Records from a collection
_____

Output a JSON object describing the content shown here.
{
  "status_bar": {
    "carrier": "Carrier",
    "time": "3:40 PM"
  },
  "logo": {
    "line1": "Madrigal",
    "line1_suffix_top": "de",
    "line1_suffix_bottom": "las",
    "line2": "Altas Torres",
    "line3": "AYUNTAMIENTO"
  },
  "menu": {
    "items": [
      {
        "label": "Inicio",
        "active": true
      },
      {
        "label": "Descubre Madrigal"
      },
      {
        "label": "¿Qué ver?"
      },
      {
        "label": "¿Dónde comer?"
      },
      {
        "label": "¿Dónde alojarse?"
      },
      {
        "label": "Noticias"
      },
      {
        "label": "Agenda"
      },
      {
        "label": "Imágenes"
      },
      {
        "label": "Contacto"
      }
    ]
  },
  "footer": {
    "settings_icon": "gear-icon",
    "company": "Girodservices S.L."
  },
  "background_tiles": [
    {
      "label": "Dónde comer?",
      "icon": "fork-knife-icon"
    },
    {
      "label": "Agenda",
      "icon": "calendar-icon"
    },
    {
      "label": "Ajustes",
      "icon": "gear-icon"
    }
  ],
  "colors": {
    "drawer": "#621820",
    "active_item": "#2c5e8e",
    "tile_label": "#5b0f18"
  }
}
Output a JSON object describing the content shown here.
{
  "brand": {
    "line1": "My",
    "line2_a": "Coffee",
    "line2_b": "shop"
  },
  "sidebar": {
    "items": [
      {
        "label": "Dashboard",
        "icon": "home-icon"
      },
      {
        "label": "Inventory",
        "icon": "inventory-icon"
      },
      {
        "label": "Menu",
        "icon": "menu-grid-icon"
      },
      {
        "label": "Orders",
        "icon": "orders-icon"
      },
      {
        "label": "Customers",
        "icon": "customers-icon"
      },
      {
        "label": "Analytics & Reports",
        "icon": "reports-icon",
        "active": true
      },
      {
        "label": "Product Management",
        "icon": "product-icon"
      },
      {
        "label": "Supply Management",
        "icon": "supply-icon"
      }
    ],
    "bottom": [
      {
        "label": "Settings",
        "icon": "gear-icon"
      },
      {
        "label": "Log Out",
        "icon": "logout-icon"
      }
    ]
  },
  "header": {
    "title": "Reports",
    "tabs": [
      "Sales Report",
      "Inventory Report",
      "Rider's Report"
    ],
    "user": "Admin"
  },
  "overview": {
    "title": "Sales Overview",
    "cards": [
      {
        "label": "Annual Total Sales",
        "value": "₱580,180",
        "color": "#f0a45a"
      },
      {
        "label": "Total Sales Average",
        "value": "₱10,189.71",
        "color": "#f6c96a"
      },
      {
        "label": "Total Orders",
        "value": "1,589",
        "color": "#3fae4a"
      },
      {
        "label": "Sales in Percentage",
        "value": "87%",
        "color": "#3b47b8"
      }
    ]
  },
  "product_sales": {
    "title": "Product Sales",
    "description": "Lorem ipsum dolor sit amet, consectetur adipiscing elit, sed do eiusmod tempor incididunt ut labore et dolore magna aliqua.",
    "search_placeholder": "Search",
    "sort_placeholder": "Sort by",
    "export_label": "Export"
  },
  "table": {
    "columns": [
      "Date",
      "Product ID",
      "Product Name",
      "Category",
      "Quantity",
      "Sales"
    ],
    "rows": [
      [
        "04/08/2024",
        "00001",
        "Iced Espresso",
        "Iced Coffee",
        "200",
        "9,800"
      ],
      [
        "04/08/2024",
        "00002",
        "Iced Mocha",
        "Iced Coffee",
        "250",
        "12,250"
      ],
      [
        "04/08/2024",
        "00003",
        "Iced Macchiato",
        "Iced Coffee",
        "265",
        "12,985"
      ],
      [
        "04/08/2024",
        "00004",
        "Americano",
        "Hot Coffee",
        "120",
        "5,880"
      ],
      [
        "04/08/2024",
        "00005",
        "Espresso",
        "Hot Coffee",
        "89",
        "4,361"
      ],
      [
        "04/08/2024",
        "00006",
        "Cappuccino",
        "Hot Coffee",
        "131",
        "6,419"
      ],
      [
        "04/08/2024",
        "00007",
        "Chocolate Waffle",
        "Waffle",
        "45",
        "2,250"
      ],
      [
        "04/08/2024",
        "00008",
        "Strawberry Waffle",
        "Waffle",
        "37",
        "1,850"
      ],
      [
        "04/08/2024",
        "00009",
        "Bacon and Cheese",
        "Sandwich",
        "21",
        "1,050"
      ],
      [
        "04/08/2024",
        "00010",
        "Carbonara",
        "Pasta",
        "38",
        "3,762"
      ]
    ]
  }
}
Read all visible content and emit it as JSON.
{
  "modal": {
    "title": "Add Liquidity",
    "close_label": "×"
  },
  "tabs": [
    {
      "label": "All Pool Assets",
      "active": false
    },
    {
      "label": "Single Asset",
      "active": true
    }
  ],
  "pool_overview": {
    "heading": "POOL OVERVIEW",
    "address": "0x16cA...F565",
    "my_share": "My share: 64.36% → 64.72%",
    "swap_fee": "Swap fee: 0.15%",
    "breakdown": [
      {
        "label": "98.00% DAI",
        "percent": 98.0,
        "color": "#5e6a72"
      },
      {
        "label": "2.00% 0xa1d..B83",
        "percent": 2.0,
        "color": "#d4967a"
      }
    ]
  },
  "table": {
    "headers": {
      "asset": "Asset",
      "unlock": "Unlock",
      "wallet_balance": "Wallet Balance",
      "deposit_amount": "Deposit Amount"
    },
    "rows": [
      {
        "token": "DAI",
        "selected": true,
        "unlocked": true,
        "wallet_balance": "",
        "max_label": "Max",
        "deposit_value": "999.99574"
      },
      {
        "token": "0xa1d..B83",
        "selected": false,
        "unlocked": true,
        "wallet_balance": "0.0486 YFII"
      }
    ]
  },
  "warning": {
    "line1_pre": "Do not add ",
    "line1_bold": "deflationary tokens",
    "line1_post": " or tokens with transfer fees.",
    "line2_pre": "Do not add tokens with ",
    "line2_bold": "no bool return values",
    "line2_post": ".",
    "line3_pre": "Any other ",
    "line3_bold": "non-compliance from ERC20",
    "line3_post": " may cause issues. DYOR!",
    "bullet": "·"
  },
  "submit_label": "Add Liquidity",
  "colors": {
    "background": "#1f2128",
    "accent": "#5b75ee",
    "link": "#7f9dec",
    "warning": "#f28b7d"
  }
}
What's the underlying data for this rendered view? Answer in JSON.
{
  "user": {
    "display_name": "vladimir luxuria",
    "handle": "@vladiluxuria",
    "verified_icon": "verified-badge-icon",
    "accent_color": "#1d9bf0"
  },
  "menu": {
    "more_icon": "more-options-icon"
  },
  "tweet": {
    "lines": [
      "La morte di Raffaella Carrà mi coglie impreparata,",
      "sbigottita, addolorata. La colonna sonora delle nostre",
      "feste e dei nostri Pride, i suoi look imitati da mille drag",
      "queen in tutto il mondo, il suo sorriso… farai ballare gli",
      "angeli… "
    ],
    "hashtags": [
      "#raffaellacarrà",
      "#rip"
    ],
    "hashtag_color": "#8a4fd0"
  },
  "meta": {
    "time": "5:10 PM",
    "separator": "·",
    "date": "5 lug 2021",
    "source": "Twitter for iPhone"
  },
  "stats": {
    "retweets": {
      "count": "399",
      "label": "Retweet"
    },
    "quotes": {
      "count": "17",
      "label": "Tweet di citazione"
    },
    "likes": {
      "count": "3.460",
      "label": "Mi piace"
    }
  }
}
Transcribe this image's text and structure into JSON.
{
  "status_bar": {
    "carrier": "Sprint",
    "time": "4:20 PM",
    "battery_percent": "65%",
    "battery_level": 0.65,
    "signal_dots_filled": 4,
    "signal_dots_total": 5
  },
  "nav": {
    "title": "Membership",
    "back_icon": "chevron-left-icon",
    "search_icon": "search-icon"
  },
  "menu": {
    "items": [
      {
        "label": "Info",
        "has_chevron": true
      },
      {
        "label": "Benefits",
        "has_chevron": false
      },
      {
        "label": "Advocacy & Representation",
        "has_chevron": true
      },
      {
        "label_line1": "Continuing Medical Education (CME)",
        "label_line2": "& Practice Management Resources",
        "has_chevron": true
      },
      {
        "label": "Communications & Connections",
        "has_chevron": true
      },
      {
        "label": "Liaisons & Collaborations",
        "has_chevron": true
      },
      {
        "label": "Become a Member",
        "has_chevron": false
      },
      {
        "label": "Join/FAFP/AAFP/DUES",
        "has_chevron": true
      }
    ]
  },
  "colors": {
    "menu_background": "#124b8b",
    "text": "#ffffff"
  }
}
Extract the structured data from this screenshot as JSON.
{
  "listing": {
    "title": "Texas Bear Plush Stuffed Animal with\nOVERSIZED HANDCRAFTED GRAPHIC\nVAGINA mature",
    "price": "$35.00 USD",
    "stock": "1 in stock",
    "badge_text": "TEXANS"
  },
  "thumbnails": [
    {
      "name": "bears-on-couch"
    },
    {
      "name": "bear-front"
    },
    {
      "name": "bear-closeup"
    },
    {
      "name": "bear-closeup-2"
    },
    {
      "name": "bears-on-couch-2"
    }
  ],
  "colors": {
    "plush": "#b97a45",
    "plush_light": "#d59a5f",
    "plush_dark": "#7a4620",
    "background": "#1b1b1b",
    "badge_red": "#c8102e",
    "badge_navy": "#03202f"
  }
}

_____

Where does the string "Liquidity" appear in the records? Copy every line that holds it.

    "title": "Add Liquidity",
  "submit_label": "Add Liquidity",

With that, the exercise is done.